Moms generally go to assumption two as their default response. Consider the entire circumstance. Are they usually a little slow to call you back? Or has it been days or weeks and that is unusual behavior for them?
Facebook is a mixed blessing. Parents love it because they can see slices of their child’s life on display. Adult children may want to have a place where they air their feeling and thoughts and don’t particularly want Mom and Dad reading along. Respect your young adult’s wishes on this one.
Consider this: Would you want your adult child hanging at your elbow when you were out with your friends for dinner and fun? Maybe, maybe not.
The How Often Component
Let’s face it, your young person is pretty much in charge of how often you communicate. When they are no longer under your roof, they will determine how often you’ll connect. I loved it when my young adults were home and I loved chatting with them and having meals together. But now, it’s their call.
Don’t take it personally. They are making a life, which is exactly what you raised them to do. It would be reasonable to send a quick text to ask how they are, but don’t try to come off as too needy or demanding.
The What Component
This is where the delicate dance steps can become really complicated. When we talk to our adult children, we have to remember they are adults. You’re not talking to a 3-year-old and you have to treat them like a fellow adult if you want the words to continue to flow.
There are three watchwords here:
MYOB. Minding your own business is really hard for some of us. As adults, there are many things we no longer have a significant say in. These include our opinions about their partners, their marriage or relationships, how they raise their kids, how they keep their house clean (or not!), or where they live.
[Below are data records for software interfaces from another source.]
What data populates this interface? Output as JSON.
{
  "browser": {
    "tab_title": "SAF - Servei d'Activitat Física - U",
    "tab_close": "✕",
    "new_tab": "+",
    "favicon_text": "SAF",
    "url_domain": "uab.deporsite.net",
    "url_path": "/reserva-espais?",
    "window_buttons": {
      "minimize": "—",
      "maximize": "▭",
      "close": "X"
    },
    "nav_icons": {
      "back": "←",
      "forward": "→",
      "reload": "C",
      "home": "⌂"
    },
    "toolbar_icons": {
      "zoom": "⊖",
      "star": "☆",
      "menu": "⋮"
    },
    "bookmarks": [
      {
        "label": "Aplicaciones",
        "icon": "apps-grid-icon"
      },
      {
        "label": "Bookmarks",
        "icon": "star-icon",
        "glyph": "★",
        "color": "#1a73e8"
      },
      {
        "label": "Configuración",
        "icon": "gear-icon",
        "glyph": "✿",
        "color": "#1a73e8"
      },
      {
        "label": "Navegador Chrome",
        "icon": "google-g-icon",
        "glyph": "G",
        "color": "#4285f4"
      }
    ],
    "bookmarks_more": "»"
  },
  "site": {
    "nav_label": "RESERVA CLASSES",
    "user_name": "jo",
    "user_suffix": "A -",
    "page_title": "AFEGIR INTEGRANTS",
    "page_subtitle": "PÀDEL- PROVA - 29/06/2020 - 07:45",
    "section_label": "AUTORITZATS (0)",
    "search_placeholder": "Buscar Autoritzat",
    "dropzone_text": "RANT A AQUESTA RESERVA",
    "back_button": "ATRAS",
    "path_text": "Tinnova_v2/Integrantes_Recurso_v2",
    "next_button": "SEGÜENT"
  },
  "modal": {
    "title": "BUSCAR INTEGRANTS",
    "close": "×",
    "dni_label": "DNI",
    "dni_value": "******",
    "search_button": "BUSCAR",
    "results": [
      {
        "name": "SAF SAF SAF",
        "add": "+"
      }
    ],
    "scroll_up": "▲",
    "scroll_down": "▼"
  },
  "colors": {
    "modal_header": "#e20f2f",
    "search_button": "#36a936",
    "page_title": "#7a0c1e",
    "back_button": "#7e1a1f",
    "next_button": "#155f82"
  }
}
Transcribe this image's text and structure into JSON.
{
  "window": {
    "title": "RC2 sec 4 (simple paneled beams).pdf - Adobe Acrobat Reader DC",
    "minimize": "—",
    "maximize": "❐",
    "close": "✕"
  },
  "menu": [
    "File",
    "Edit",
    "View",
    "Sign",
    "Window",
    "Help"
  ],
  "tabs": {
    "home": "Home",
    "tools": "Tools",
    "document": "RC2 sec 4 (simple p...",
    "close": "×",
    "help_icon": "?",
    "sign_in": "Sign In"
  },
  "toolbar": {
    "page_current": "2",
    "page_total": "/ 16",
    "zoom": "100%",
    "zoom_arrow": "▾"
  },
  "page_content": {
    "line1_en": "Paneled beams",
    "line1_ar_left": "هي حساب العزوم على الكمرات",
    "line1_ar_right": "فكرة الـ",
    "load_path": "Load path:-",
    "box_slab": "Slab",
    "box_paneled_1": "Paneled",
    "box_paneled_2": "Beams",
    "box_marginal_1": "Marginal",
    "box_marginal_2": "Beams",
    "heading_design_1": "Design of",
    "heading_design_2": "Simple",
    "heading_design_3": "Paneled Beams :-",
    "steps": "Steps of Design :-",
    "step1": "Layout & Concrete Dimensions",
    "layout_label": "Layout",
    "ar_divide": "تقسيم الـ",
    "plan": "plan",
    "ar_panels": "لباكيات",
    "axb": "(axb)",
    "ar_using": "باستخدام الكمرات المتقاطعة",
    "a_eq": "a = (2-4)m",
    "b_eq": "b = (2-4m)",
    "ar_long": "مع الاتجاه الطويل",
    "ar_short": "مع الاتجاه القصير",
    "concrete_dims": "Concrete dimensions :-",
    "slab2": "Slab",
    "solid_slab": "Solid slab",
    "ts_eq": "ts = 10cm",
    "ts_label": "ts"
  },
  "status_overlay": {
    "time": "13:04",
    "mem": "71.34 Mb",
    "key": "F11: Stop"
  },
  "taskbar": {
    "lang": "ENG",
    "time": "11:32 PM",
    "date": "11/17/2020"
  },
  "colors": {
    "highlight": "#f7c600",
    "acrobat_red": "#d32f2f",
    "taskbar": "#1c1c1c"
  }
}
They have made adult choices. You can continue to bump heads with them, or you can continue to try to enjoy them as much as you can.
If they want to talk about relationship issues, ask them about their feelings and thoughts rather than immediately sharing yours. Chances are they want you to listen. If you listen and don’t continually meddle, chances are they will continue to talk to you.
Part of MYOB is waiting for them to ask. As parents, we’re pretty accustomed to freely dispensing our advice and some of us have a lot of it. Here’s a hint – if they want your advice, they will ask for it! Instead of offering the whole of your substantial wisdom on any given topic, wait for them to ask you for advice. Then and only then are they possibly ready to listen.
Finally, don’t criticize. You may have strong feelings about your child’s choices or situations. How would you treat a true friend in these settings? Would you say, “Man, I can’t believe how you live in such a dirty house!” Your friend would be hurt and your child would be as well. Or imagine saying to your best friend, “I can’t believe you’re dating that idiot!” While that may be your true feeling, it doesn’t need to be voiced.
Modern life is challenging. Staying engaged with our adult children can be easier if we know when to shut up and consider only speaking words that convey love and acceptance for them.
If you can’t figure it out from their clues, ask them what they would prefer. Getting their preferences out in the open will help the communication process.
Is it hard for you to MYOB? From prior conversations with them, determine their hot button issues and make a decision today to keep your nose out of their business and keep the communication open and upbeat!
What it comes to parenting adult children, what do you think are the keys to good communication? Have you determined your adult child’s preferences as to how and how often to communicate? What have you found works best for the “how” and “how often” components of communication? Please share your thoughts and experiences in the comments.